But if we cannot turn every Literature class into a writing workshop (at least in part), can’t we have them take creative writing classes?
If we want our students to embrace creativity, to approach writing as a craft and not just as a means to an end^^^, why do we not require them to work with our Creative Writing faculty, faculty who have spent years approaching writing as a craft?
It certainly cannot do them any harm, and will undoubtedly serve them well.
*I also had a fantastic opportunity come my way, the chance to contribute a couple chapters to a forthcoming volume in Oxford UP’s History of the Novel in English. This required reading some new – and very long! – novels, and the realization that I am in no way capable of doing justice to the topic, American historical novels after 1940. I ended up having a great deal of fun with this, and developed a profound respect for people who do this kind of work well. I’m glad I got to do this, because it forced me to do a kind of writing I have never tried before. I’ll get back to this idea later in this post.
**One of my pet peeves in research projects – at any level – is when students see “research” as an exercise in finding quotations in published work that they can drop into their work to prove they did research.
***For reasons I don’t remember, we spent a fair amount of time at the end of our classes playing music videos, and ended up looking at quite a lot of hair metal. Those of you who know me well know that I unapologetically love hair metal. Often, I swear, this was related to some aspect of our conversations about their research. One class, where we discussed obvious sexual imagery in art, led me to show my students what I believe to be the least subtle of all the hair metal works. You’re welcome.
****I’ll save for another time how I plan on incorporating over time these various lessons into my other classes. You know, once I figure out that plan. But I will slowly work aspects of this pedagogical approach into my teaching on a fundamental level. It will take time, but I have a long career to work this out.
^I have recently joined the university’s General Education Task Force, which is charged with re-thinking our General Education program. This is very important work, and I am encouraged by the spirit of change and openness to new ideas reflected by many on the task force. Instead of trying to “fix” what’s wrong, we are planning on completely redesigning the program. This is about blowing it up and building anew, and not tweaking what currently exists.
^^Although I never had the opportunity to study with him, my friends from grad school all speak about the wonderful work Prof. Tom Jambeck did in the classroom. If memory serves, he had students engage in “wrangling” exercises, which were intense workshops for the graduate students. These exercises were not merely about content, but were honest workshopping events, geared to help the students become better writers as well as better thinkers. It would not surprise me to learn that some of his students continue that practice in their classes today.
^^^I had a student this semester, a very smart student, who does not at all approach writing as a craft. He’s bright and thoughtful – and over the past few years has come a long way in his thinking – but a terrible writer.
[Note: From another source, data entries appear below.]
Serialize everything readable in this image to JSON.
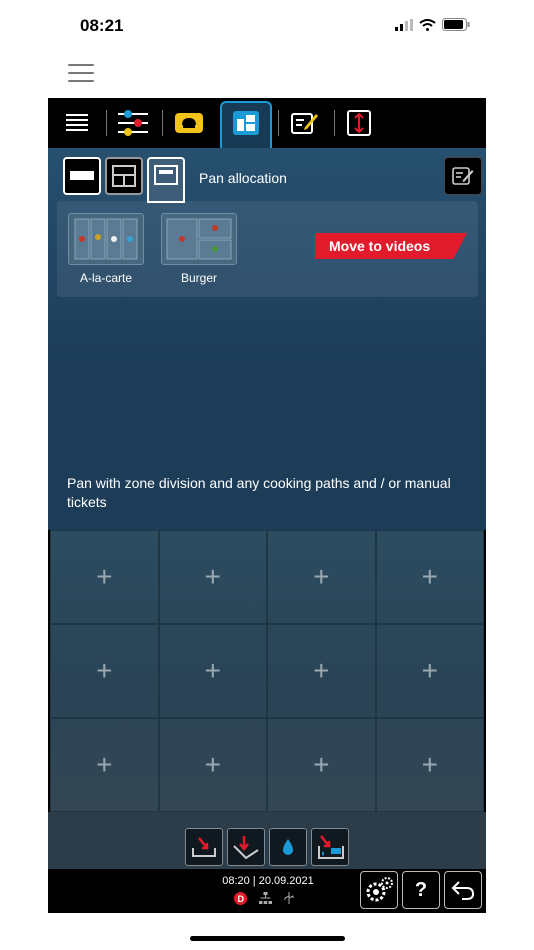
{
  "status": {
    "time": "08:21"
  },
  "header": {
    "title": "Pan allocation"
  },
  "presets": [
    {
      "label": "A-la-carte"
    },
    {
      "label": "Burger"
    }
  ],
  "videos_button": {
    "label": "Move to videos"
  },
  "description": "Pan with zone division and any cooking paths and / or manual tickets",
  "grid": {
    "cell_symbol": "+"
  },
  "footer": {
    "datetime": "08:20 | 20.09.2021",
    "help_label": "?"
  },
  "colors": {
    "accent": "#1a9bd8",
    "videos_red": "#e21b2c",
    "panel_blue": "#1d3c58"
  }
}
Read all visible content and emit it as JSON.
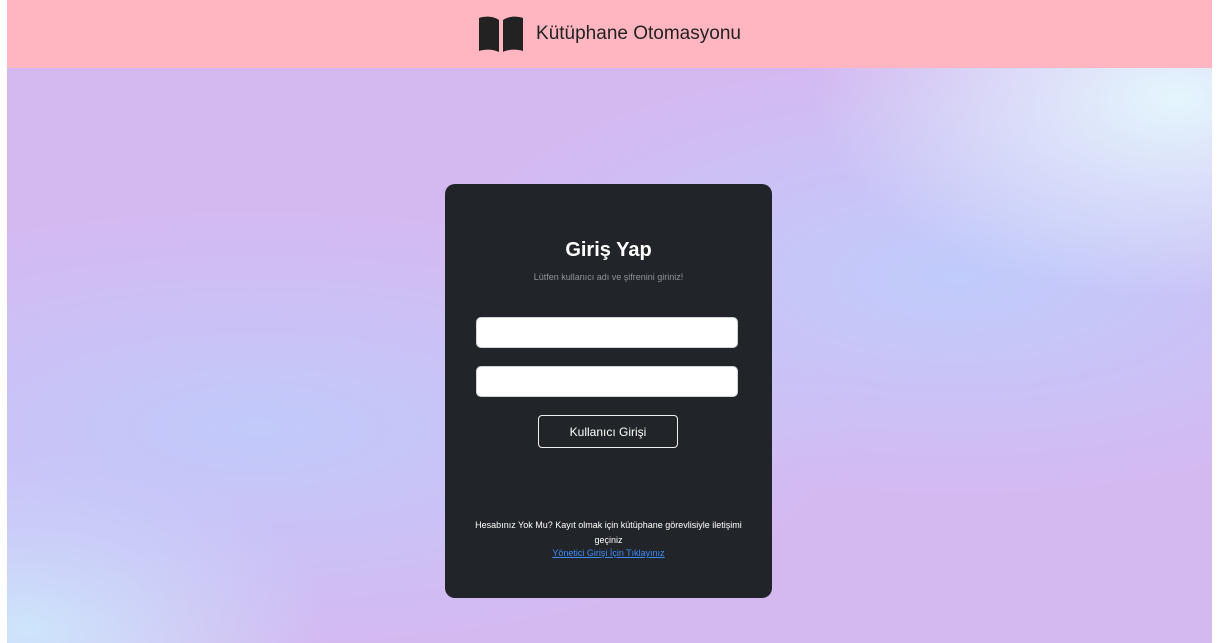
{
  "navbar": {
    "brand_text": "Kütüphane Otomasyonu",
    "brand_icon": "open-book-icon",
    "background_color": "#ffb6c1"
  },
  "login_card": {
    "title": "Giriş Yap",
    "subtitle": "Lütfen kullanıcı adı ve şifrenini giriniz!",
    "username_value": "",
    "password_value": "",
    "submit_label": "Kullanıcı Girişi",
    "no_account_text": "Hesabınız Yok Mu? Kayıt olmak için kütüphane görevlisiyle iletişimi geçiniz",
    "admin_link_text": "Yönetici Girişi İçin Tıklayınız",
    "background_color": "#212529",
    "link_color": "#3d8bfd"
  }
}
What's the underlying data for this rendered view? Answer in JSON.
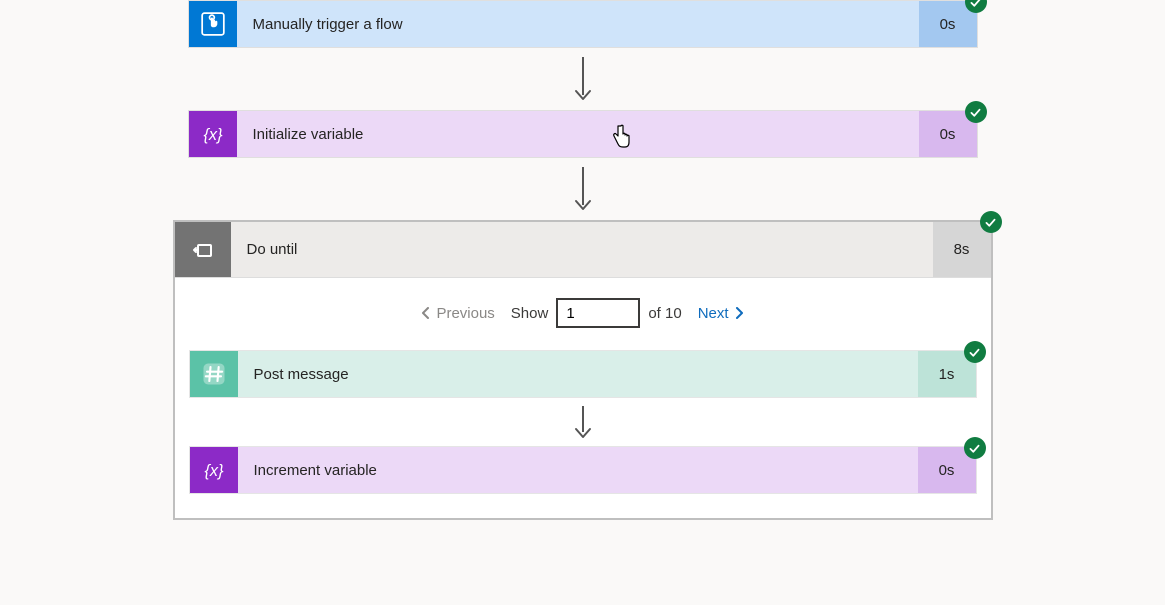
{
  "steps": {
    "trigger": {
      "label": "Manually trigger a flow",
      "duration": "0s"
    },
    "init_var": {
      "label": "Initialize variable",
      "duration": "0s"
    },
    "do_until": {
      "label": "Do until",
      "duration": "8s",
      "pager": {
        "prev_label": "Previous",
        "show_label": "Show",
        "value": "1",
        "total_label": "of 10",
        "next_label": "Next"
      },
      "children": {
        "post_message": {
          "label": "Post message",
          "duration": "1s"
        },
        "increment_var": {
          "label": "Increment variable",
          "duration": "0s"
        }
      }
    }
  }
}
If spent half as much time to writing as a craft as he does to thinking about abstract ideas, he would be one of the department’s best students. Sadly, in all the years I have known him, he has not spent any significant time trying to become a better writer, despite all the time he has devoted to becoming a better reader.